DIARY OF A PERPETUAL BACHELOR

The one with the pregnant woman

Can love be doctored? Patience pays when a stranger charms Dr Tom

In Summary

• The call of duty runs stronger than the tide of romance, as Dr Tom learns

A man holds the belly of a pregnant woman
A man holds the belly of a pregnant woman
Image: PEXELS / DAYVISON DE OLIVEIRA SILVA

Diary,

I’ve been on some crazy dates, but last night’s must take the cake. Her name was Zuri, but trust me, there was nothing nzuri about her. Not at first.

She had called me out of the blue. “Is this Dr Tom?”

“Yes, it’s he,” I said nervously.

I’m always nervous when a strange woman calls me. It’s either an emergency or, God forbid, someone calling about child support. The latter hasn’t happened yet, but it’s only a matter of time, right?

“This may not sound unlady-like, but the moment I saw you, I had to find your number.”

“Saw me? Where?”

“At the hospital. I’d brought my sick father in.” She laughed. “Sounds silly, I know.”

Not to me. Unless you resemble Gorgon.

“That’s okay,” I said. “What can I do for you?”

“You can come on a white steed and sweep me off my feet.”

Never had I heard more romantic words. And she sounded so sweet on the phone. After talking for a couple days, she asked if we could meet yesterday. I was staying late at the hospital, but she insisted in that irresistible voice of hers.

So we met for a late dinner, and would you picture my astonishment when I realised she was close to the fortieth week of pregnancy?

I didn’t even have to ask her. I’m a doctor. Sometimes I can tell the stage of a pregnancy almost as accurately as an ultrasound. And Zuri was cutting it close.

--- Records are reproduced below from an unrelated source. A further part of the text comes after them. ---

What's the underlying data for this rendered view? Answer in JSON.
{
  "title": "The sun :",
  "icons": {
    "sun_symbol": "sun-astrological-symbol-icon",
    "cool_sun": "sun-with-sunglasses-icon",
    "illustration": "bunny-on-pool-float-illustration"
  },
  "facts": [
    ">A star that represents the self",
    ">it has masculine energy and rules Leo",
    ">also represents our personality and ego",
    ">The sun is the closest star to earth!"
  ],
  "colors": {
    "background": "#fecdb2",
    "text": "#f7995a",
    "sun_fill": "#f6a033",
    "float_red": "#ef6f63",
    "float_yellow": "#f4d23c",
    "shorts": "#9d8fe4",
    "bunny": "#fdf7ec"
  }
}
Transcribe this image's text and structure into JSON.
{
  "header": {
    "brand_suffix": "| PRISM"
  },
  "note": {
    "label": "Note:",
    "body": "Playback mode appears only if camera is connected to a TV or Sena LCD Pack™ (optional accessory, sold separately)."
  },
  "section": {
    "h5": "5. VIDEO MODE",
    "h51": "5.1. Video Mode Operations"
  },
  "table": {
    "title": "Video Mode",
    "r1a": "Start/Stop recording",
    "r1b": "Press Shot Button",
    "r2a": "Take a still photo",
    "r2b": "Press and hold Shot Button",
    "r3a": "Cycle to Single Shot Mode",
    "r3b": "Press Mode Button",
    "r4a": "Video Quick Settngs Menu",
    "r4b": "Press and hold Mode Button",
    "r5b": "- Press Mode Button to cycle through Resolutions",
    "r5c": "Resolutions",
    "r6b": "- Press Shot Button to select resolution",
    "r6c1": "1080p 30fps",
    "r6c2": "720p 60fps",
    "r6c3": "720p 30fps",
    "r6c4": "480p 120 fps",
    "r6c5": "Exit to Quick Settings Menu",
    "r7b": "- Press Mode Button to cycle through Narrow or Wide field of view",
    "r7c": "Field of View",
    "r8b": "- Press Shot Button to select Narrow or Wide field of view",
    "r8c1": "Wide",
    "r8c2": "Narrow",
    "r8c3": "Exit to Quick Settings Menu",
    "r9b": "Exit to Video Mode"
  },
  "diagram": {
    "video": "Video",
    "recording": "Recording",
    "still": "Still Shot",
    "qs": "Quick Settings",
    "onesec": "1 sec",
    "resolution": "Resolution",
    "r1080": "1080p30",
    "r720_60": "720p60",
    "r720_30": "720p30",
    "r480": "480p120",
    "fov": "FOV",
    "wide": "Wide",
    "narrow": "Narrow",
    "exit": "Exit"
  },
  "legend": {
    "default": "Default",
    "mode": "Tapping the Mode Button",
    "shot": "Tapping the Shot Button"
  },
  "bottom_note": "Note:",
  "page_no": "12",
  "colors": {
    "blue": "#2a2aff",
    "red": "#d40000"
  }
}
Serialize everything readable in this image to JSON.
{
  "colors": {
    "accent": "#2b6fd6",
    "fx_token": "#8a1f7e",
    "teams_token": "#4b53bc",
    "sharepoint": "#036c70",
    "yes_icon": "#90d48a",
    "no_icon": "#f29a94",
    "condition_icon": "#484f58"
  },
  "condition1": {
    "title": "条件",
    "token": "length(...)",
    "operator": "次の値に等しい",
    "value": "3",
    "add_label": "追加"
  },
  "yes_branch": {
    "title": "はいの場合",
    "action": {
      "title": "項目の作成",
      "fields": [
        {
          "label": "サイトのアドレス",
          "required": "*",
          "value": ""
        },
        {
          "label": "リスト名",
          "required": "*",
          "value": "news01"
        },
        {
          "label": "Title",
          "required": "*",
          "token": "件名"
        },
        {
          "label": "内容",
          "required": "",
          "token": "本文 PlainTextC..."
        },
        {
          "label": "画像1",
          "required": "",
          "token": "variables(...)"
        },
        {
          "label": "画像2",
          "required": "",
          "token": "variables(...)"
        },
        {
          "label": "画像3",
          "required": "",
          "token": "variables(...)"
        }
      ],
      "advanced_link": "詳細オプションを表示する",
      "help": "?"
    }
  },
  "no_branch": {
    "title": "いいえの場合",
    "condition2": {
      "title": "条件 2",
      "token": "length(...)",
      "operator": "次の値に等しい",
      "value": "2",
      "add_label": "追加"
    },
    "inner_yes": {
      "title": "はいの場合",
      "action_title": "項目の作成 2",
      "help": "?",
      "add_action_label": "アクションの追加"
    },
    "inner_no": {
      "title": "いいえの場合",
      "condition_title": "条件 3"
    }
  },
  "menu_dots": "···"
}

Turns out, this time I was wrong. Zuri wasn’t close to giving birth; she was on her due date. Yes, it went down exactly as you’re thinking. In the middle of our dinner, Zuri went into something we call precipitous labour, where a woman ends up giving birth after less than 3 hours of regular contractions.

“Didn’t you feel the contractions?” I asked her while she lay on the floor of the restaurant surrounded by, not nurses, but a bunch of waitresses and cooks.

“Oh, I felt them,” Zuri said. “Didn’t know I would make it to our date.”

“You began contractions and still came here instead of going to the hospital?”

“Two things you should know about me,” she said between pushes. “One, I always keep my word and—Uuuuurgh!—and two, I don’t have money to go to a hospital.”

That’s how I learned I’d been had. She got me good.